Meanwhile, investors’ interest in certain investment themes such as sustainability is set to continue in 2021. This pandemic has increased the awareness for sustainable investing, and this trend is expected to keep growing in the following months. Increased pressure is being put on listed companies to align business models with ESG standards. President-elect Joe Biden has requested to re-enter into the Paris Climate Agreement and reverse environmental de-regulation. Meanwhile, in Europe, stimulus packages were aligned with the European Green Deal as a response to the pandemic.

Analysts are expecting a gradual rise in equities in 2021 with the COVID-19 vaccines, alongside an extension of low interest rates and improving economic activity. This means that the economy might be moving away from the need of fiscal policy reflation, as potential for a vaccine-driven reflation is increasing.

During the last two months of the year, investors’ optimism about the future has increased with hopes for an economic recovery and a return to normality. Most likely, investment focus will shift from growth stocks to value and non-US equities that will benefit when economic activity reaches its normal levels.

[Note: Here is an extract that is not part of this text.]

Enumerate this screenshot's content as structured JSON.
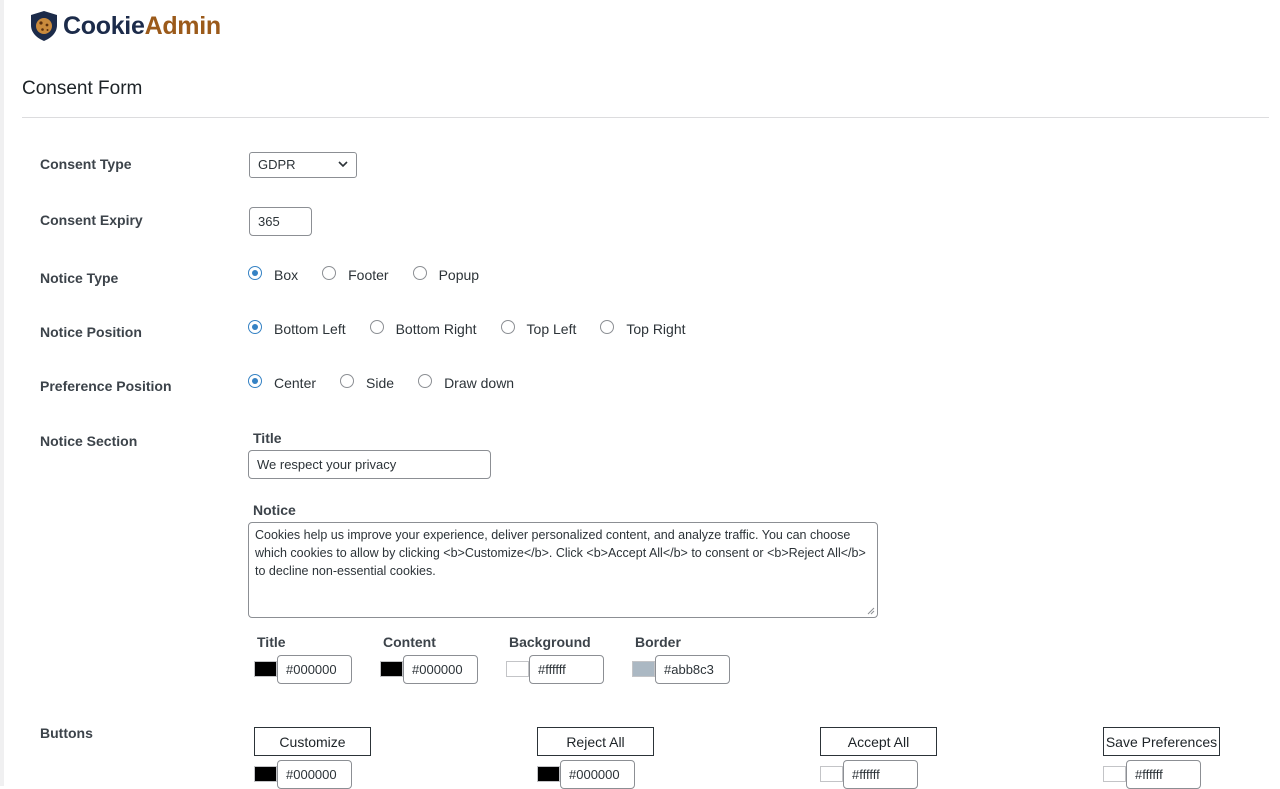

Lianne Zahra B.Com Hons Banking & Finance is a Trader at Jesmond Mizzi Financial Advisors Limited. This article does not intend to give investment advice and the contents therein should not be construed as such. The Company is licensed to conduct investment services by the MFSA and is a Member of the Malta Stock Exchange and a member of the Atlas Group. The directors or related parties, including the company, and their clients are likely to have an interest in securities mentioned in this article. Investors should remember that past performance is no guide to future performance and that the value of investments may go down as well as up. For further information contact Jesmond Mizzi Financial Advisors Limited of 67, Level 3, South Street, Valletta, on Tel: 2122 4410, or email [email protected]